Some community members still were skeptical about the proposal. They worried that reducing the lanes would snarl traffic, push traffic into the neighborhoods, create conflicts between buses and cars and bikes.
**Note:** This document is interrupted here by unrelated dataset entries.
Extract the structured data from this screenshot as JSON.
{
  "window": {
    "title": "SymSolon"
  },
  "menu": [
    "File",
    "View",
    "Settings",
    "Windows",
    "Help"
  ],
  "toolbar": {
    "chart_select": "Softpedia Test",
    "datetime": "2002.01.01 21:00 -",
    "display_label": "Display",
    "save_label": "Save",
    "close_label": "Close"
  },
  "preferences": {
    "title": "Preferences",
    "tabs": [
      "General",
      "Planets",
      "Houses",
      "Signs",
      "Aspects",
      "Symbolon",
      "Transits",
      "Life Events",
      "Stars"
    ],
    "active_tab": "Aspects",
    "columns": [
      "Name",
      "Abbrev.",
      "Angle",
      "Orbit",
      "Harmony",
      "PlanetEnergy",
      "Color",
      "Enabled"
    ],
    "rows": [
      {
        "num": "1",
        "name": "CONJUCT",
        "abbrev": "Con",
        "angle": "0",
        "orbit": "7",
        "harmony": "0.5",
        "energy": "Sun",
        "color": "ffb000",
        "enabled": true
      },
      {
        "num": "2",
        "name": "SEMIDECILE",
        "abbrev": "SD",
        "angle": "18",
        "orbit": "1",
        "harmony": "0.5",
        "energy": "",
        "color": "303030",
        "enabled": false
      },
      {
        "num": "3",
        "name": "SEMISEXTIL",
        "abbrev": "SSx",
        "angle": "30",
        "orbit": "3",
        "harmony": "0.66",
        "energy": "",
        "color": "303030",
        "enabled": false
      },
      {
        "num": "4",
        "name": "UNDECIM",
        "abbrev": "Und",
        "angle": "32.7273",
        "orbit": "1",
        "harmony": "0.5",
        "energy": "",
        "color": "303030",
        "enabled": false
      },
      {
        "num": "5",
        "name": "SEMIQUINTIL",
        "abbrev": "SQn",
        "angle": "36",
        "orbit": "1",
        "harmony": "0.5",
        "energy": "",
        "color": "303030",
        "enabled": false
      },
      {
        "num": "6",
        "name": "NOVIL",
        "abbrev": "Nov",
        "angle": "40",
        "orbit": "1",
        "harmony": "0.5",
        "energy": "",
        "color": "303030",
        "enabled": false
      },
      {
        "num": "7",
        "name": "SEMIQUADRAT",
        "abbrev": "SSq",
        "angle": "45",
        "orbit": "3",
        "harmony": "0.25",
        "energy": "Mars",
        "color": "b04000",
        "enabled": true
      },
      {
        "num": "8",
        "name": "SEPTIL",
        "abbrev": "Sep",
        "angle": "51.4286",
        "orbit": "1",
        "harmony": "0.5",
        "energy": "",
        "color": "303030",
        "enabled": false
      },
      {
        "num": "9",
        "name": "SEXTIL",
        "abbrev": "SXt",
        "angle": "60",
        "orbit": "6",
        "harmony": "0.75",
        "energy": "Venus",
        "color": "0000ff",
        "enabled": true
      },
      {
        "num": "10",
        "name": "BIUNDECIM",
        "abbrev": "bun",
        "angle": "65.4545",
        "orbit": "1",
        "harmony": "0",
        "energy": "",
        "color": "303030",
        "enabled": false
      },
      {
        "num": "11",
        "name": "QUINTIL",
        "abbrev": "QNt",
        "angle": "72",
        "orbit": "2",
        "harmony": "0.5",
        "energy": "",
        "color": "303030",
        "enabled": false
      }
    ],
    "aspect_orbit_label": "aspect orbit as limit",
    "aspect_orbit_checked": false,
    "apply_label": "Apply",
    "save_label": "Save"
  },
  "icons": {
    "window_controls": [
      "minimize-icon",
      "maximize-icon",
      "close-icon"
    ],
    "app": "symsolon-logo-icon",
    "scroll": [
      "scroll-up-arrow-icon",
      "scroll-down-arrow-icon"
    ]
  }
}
Some urged that PBOT just look at improved pedestrian crossing, including flashing beacons, reduce the speed limit, increase enforcement, and increase street lighting to help drivers see pedestrians more easily.

 

After 40 years of concerns, community members and the City finally are working together to improve the safety for everyone on Division St. Continued community involvement is very important to ensure whatever is implemented really works and effectively balances the competing needs and uses on the street.

 

You can find a lot more information about the Division Street Safety Project, the lane reconfiguration  proposal, data from other cities, answers to questions from the community, and more at the PBOT website at  http://www.portlandoregon.gov/transportation/59284 , or contact Clay Veka, clay.veka@portlandoregon.gov or 503-823-4998.

 

You also can share your thoughts about the project at the February and March STNA and MTNA meetings:

·        S. Tabor Neighborhood: Thursday, February 21 and March 21, 2013, meeting starts at  7 p.m., at the Trinity Fellowship, 2700 SE 67th (rear entrance), or contact STNA at info@southtabor.org or 503-774-7521.

·        Mt. Tabor Neighborhood:  Wednesday, February 20 and March 20, 2013, from 7-9 p.m., at the Mt. Tabor Presbyterian Church, SE 54th and Belmont (use entrance off 54th), or contact Paul Leistner at prleistner@gmail.com; 503-232-3888.